■ **EXERCISE**:
Please print the data again exactly as given.

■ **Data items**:
-- -- --

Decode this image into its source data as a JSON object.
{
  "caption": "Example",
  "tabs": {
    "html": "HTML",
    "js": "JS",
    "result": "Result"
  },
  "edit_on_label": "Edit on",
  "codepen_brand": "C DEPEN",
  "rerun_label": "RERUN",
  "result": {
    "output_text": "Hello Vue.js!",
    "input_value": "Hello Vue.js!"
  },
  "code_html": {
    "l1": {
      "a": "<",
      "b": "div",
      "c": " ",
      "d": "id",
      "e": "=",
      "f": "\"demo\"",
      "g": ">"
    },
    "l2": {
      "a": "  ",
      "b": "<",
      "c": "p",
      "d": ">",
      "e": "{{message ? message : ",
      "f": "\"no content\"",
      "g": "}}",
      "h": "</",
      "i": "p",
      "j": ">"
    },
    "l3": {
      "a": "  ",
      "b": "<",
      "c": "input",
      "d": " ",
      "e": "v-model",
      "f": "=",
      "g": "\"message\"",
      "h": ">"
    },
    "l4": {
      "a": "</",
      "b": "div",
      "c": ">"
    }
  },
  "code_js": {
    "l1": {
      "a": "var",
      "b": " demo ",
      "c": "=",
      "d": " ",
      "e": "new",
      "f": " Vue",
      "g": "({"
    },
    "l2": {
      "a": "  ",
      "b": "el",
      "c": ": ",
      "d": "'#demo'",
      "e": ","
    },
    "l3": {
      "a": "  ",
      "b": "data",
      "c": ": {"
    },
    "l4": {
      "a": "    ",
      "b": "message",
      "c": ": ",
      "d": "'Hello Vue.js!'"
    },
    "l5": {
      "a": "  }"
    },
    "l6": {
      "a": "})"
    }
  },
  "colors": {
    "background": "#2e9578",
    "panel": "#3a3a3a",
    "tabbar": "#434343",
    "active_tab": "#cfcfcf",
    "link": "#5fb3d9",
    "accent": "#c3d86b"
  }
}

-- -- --

■ **RESULT OF THE TASK**:
Decode this image into its source data as a JSON object.
{
  "caption": "Example",
  "tabs": {
    "html": "HTML",
    "js": "JS",
    "result": "Result"
  },
  "edit_on_label": "Edit on",
  "codepen_brand": "C DEPEN",
  "rerun_label": "RERUN",
  "result": {
    "output_text": "Hello Vue.js!",
    "input_value": "Hello Vue.js!"
  },
  "code_html": {
    "l1": {
      "a": "<",
      "b": "div",
      "c": " ",
      "d": "id",
      "e": "=",
      "f": "\"demo\"",
      "g": ">"
    },
    "l2": {
      "a": "  ",
      "b": "<",
      "c": "p",
      "d": ">",
      "e": "{{message ? message : ",
      "f": "\"no content\"",
      "g": "}}",
      "h": "</",
      "i": "p",
      "j": ">"
    },
    "l3": {
      "a": "  ",
      "b": "<",
      "c": "input",
      "d": " ",
      "e": "v-model",
      "f": "=",
      "g": "\"message\"",
      "h": ">"
    },
    "l4": {
      "a": "</",
      "b": "div",
      "c": ">"
    }
  },
  "code_js": {
    "l1": {
      "a": "var",
      "b": " demo ",
      "c": "=",
      "d": " ",
      "e": "new",
      "f": " Vue",
      "g": "({"
    },
    "l2": {
      "a": "  ",
      "b": "el",
      "c": ": ",
      "d": "'#demo'",
      "e": ","
    },
    "l3": {
      "a": "  ",
      "b": "data",
      "c": ": {"
    },
    "l4": {
      "a": "    ",
      "b": "message",
      "c": ": ",
      "d": "'Hello Vue.js!'"
    },
    "l5": {
      "a": "  }"
    },
    "l6": {
      "a": "})"
    }
  },
  "colors": {
    "background": "#2e9578",
    "panel": "#3a3a3a",
    "tabbar": "#434343",
    "active_tab": "#cfcfcf",
    "link": "#5fb3d9",
    "accent": "#c3d86b"
  }
}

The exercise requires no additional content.